John Locke was an English philosopher and physician who found an interest in the theoretical idea of how we become who we are. Locke originated the conflicted theory called Tabula Rasa. Tabula Rasa is often translated as clean slate which is appropriate to the theory. Tabula Rasa is the epistemological theory that individuals are born without built-in mental content such as knowledge, morals or original ideas and that therefore, all knowledge comes from influence, experimentation and experience without bias. We then gain our own understanding of things based off of what we have been exposed to, then, in turn, we can create our own morals, ideas and start to discover what humans are and how we have to be. Locke believes that there is no human nature and every individual person is the author of our own character.
This theory is contradictory to the pre-existing Cartesian philosophy, supported by Rene Descartes, which stated that we are born with innate ideas. This philosophical idea states that at the very least we are born with common knowledge and instinct and we simply can’t function as a human in society without basic rational understanding that gives us our human nature. John Locke argued against this saying everything that you know comes from experimentation, experience and observation.
This theory relates back to the question “who am I?” as we can never truly know how we know what we know. Obviously, we gain much of our knowledge off off experience, etc, but how does it make us who we are?
This theory can be interpreted in many ways but as I like to see it, I can see where both theories come from and the logic behind both. I agree with Locke’s theory saying that we gain character and knowledge from experience, influence and experimentation as that can determine how we interpret things without initial bias as you have nothing to base the bias off of. Although, I also agree with parts of the pre-existing Cartesian philosophy that we are born with instinct and common knowledge so that we can function in society. I also question much of the logic from both theories and how these ideas have come to be.

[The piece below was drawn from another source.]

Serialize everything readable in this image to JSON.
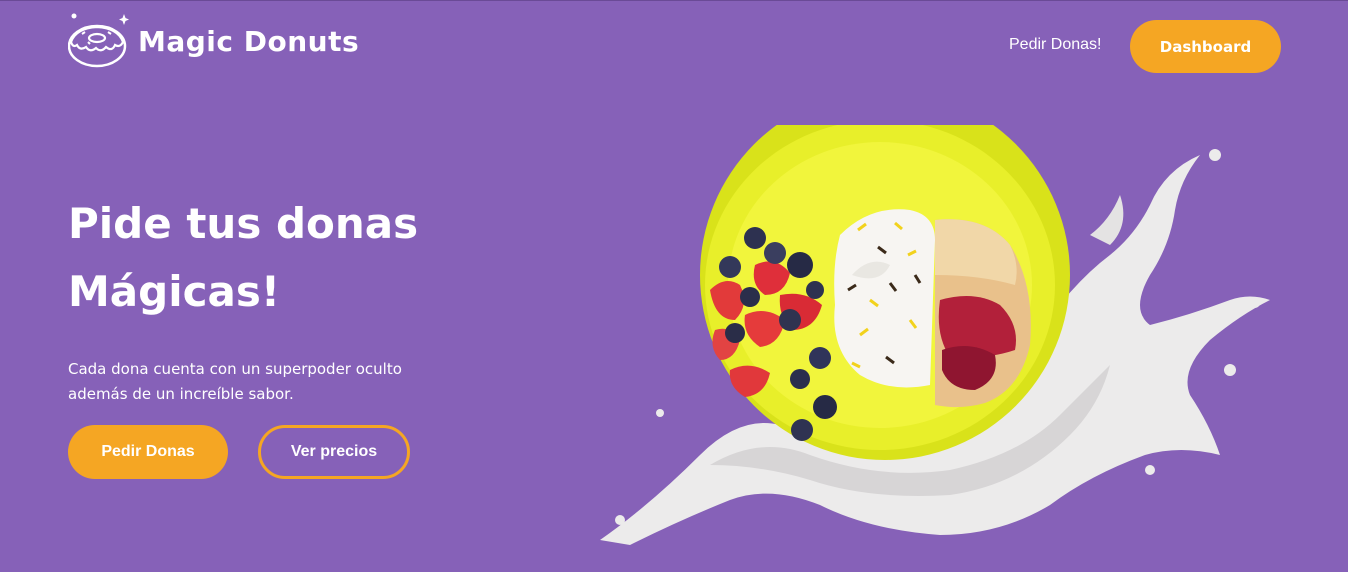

In conclusion, through Thomas Hobbes Ship of Theseus theory and John Locke’s Tabula Rasa (clean slate) philosophical ideas we are forced to question ourselves in saying “who am I?” We are forced to question our common knowledge on the mind, body and soul as both theories propose valuable logic. I believe we can never answer the question “who am I?” as it is proven to be too controversial and there is no real scientific or philosophical answer to the question.